The Philadelphia Vision Zero Alliance — a group of more than 30 organizations around Philadelphia dedicated to safer streets for all Philadelphians — sent out a questionnaire to all City Council candidates, asking for their opinions on a host of issues.
The below answers are from Allan Domb, incumbent Democrat running for City Council at-Large.
Philadelphia is the “most biked” big city in the United States, but lacks the high quality infrastructure necessary to make cycling accessible to people of all ages and abilities to use a bicycle to get around the City. Will you actively support installing at least 40 miles of protected bike lanes by 2025?
I will. In my first term, I voted for eight bills that authorized the Department of Streets to designate bicycle lanes across the city, and I will continue to support similar bills.
If you answered yes, what do you believe is the most effective action City Council should do to provide Philadelphians of all ages and abilities with stress-free access to walking and biking throughout the city?
I believe that all bicycle lanes and walkways in Philadelphia should be safe and accessible to all citizens. Firstly, it is not acceptable for parked cars to block anyone’s access to designated travel space. The fines and penalties that the City has in place should be enforced and even strengthened in areas where the issue is particularly dire. Additionally, clear lines of sight are imperative for improving street safety across Philadelphia, and daylighting is an important step towards preventing avoidable incidents. We should be ambitious in our goals for implementation of daylighting.
We should also commit to a street sweeping program that keeps our city clean. No one wants to wade through trash when they’re walking through Philadelphia, and it should be the responsibility of City Council to tackle the city’s trash problem.

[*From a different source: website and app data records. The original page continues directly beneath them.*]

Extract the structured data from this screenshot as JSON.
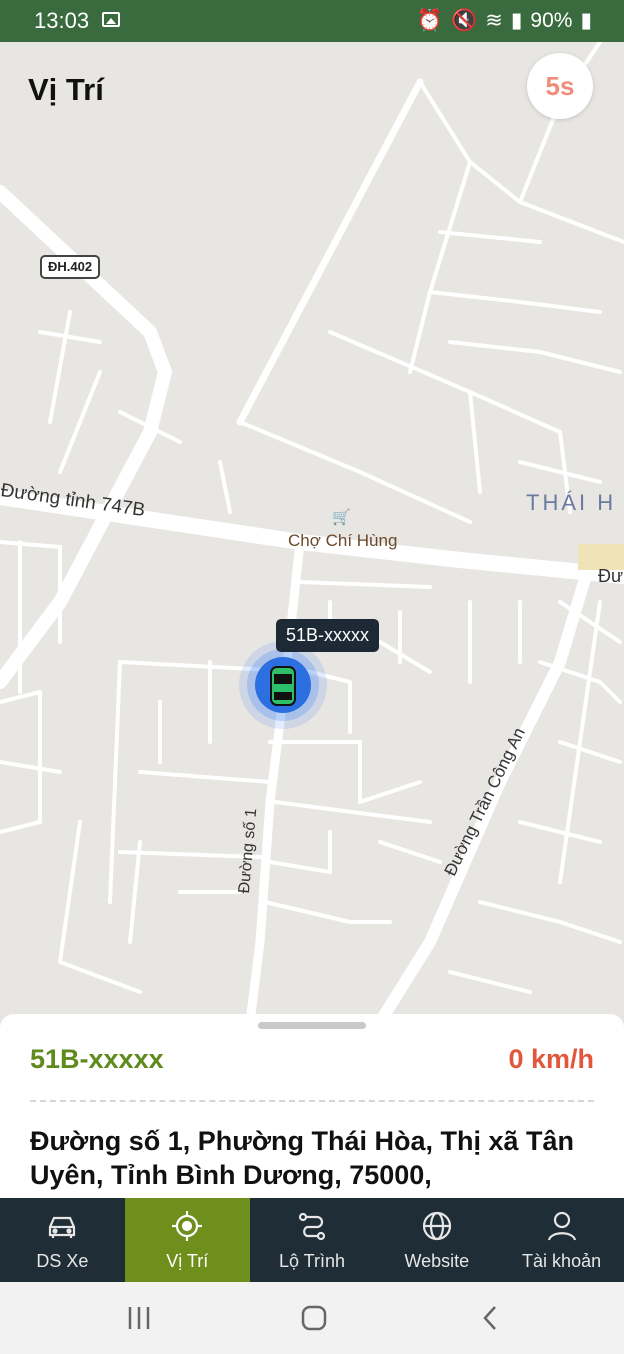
{
  "status_bar": {
    "time": "13:03",
    "battery": "90%"
  },
  "header": {
    "title": "Vị Trí",
    "refresh_label": "5s"
  },
  "map": {
    "road_badge": "ĐH.402",
    "labels": {
      "road_747b": "Đường tỉnh 747B",
      "cho_chi_hung": "Chợ Chí Hùng",
      "thai_hoa": "THÁI H",
      "road_right": "Đư",
      "duong_so_1": "Đường số 1",
      "tran_cong_an": "Đường Trần Công An"
    },
    "vehicle_tooltip": "51B-xxxxx"
  },
  "sheet": {
    "plate": "51B-xxxxx",
    "speed": "0 km/h",
    "address": "Đường số 1, Phường Thái Hòa, Thị xã Tân Uyên, Tỉnh Bình Dương, 75000,"
  },
  "bottom_nav": {
    "items": [
      {
        "label": "DS Xe",
        "icon": "car-icon"
      },
      {
        "label": "Vị Trí",
        "icon": "target-icon",
        "active": true
      },
      {
        "label": "Lộ Trình",
        "icon": "route-icon"
      },
      {
        "label": "Website",
        "icon": "globe-icon"
      },
      {
        "label": "Tài khoản",
        "icon": "user-icon"
      }
    ]
  },
  "colors": {
    "status_bar": "#3a6b3e",
    "accent_green": "#6f8f1c",
    "speed_red": "#e2573b",
    "nav_bg": "#1f2d36"
  }
}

A 2012 law gives City Council, not engineers, final authority over the installation of protected bike lanes that replace a travel lane. This has led to a process that can take several years to install safe infrastructure for cyclists and pedestrians, especially when compared to Philadelphia’s peer cities. As a City Councilperson, will you support rescinding this law and giving final authority back to engineers?
I would be willing to explore this option. Empowering engineers to make decisions surrounding bike lines could speed up the installation process. However, I believe that City Council should still have oversight to make sure that these projects are being completed in both timely and safe fashions.
Simple fixes like added pedestrian lead times at intersections and speed humps can make streets safer, but are difficult to request and even more difficult to enact and install. How can Council help make these, and other, safe streets processes easier and more transparent for local communities?
I believe that City Council should do a more thorough job of examining the successes and shortcomings of Vision Zero projects and goals. By studying how Vision Zero projects have been working and ways we can best improve them, we can work together to prioritize important steps such adding pedestrian lead times.
The City’s congestion and parking challenges are impacting the daily lives of Philadelphians and transportation is Philadelphia’s second largest contributor to carbon emissions and air pollution. Will you commit to addressing these problems by authorizing new, clean transportation options like shared electric bikes and scooters and expanding safe infrastructure for their use?
Philadelphia does not dedicate funds to maintaining its Vision Zero projects. Would you support dedicated funds in the city budget for maintaining Vision Zero projects like protected bike lanes, re-striping crosswalks and bike lanes, filling in potholes quickly, and replacing physical infrastructure like flex-posts and curbing?
I would. The Streets Department already allocates some of its budget to projects that align with Vision Zero goals, but I would be open to working with my colleagues to find the best way to dedicate funds so that we are making sure that Vision Zero projects are being tended to.
The Philadelphia Vision Zero Alliance is a coalition of 30 local organizations dedicated to bringing Philadelphia’s traffic deaths down to zero. The Vision Zero Alliance, and the Bicycle Coalition of Greater Philadelphia, does NOT endorse candidates. These answers are solely for you to form an opinion on candidates running for office in the 2019 City Council primary.
Topics: Vision Zero